[Web page and app entries]

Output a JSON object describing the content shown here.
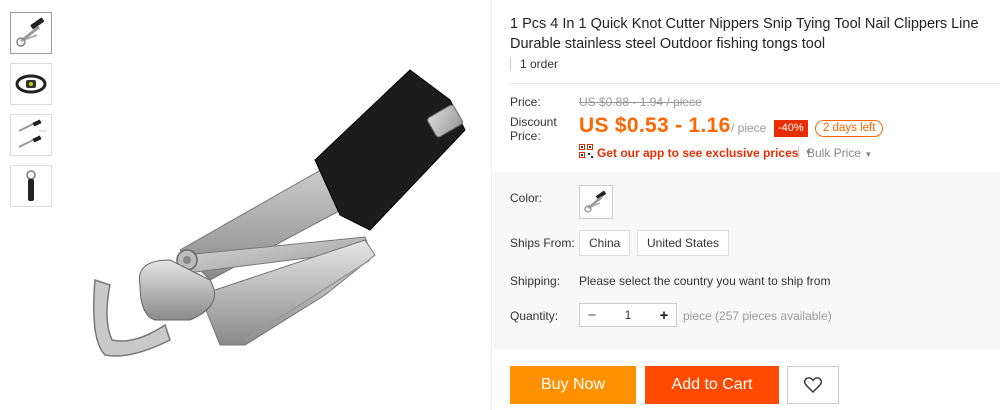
{
  "product": {
    "title": "1 Pcs 4 In 1 Quick Knot Cutter Nippers Snip Tying Tool Nail Clippers Line Durable stainless steel Outdoor fishing tongs tool",
    "orders": "1 order"
  },
  "price": {
    "price_label": "Price:",
    "original": "US $0.88 - 1.94 / piece",
    "discount_label": "Discount Price:",
    "current": "US $0.53 - 1.16",
    "unit": "/ piece",
    "discount_badge": "-40%",
    "time_left": "2 days left",
    "app_promo": "Get our app to see exclusive prices",
    "bulk_price": "Bulk Price"
  },
  "options": {
    "color_label": "Color:",
    "ships_from_label": "Ships From:",
    "ships_from_options": [
      "China",
      "United States"
    ],
    "shipping_label": "Shipping:",
    "shipping_text": "Please select the country you want to ship from",
    "quantity_label": "Quantity:",
    "quantity_value": "1",
    "quantity_note": "piece (257 pieces available)"
  },
  "actions": {
    "buy_now": "Buy Now",
    "add_to_cart": "Add to Cart"
  },
  "icons": {
    "qr": "qr-code-icon",
    "wishlist": "heart-icon",
    "minus": "minus-icon",
    "plus": "plus-icon",
    "dropdown": "chevron-down-icon"
  },
  "colors": {
    "price": "#ff6600",
    "badge": "#e62e04",
    "buy_now": "#ff9100",
    "add_to_cart": "#ff4a00"
  }
}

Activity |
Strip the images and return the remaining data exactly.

The completed task |
Output a JSON object describing the content shown here.
{
  "product": {
    "title": "1 Pcs 4 In 1 Quick Knot Cutter Nippers Snip Tying Tool Nail Clippers Line Durable stainless steel Outdoor fishing tongs tool",
    "orders": "1 order"
  },
  "price": {
    "price_label": "Price:",
    "original": "US $0.88 - 1.94 / piece",
    "discount_label": "Discount Price:",
    "current": "US $0.53 - 1.16",
    "unit": "/ piece",
    "discount_badge": "-40%",
    "time_left": "2 days left",
    "app_promo": "Get our app to see exclusive prices",
    "bulk_price": "Bulk Price"
  },
  "options": {
    "color_label": "Color:",
    "ships_from_label": "Ships From:",
    "ships_from_options": [
      "China",
      "United States"
    ],
    "shipping_label": "Shipping:",
    "shipping_text": "Please select the country you want to ship from",
    "quantity_label": "Quantity:",
    "quantity_value": "1",
    "quantity_note": "piece (257 pieces available)"
  },
  "actions": {
    "buy_now": "Buy Now",
    "add_to_cart": "Add to Cart"
  },
  "icons": {
    "qr": "qr-code-icon",
    "wishlist": "heart-icon",
    "minus": "minus-icon",
    "plus": "plus-icon",
    "dropdown": "chevron-down-icon"
  },
  "colors": {
    "price": "#ff6600",
    "badge": "#e62e04",
    "buy_now": "#ff9100",
    "add_to_cart": "#ff4a00"
  }
}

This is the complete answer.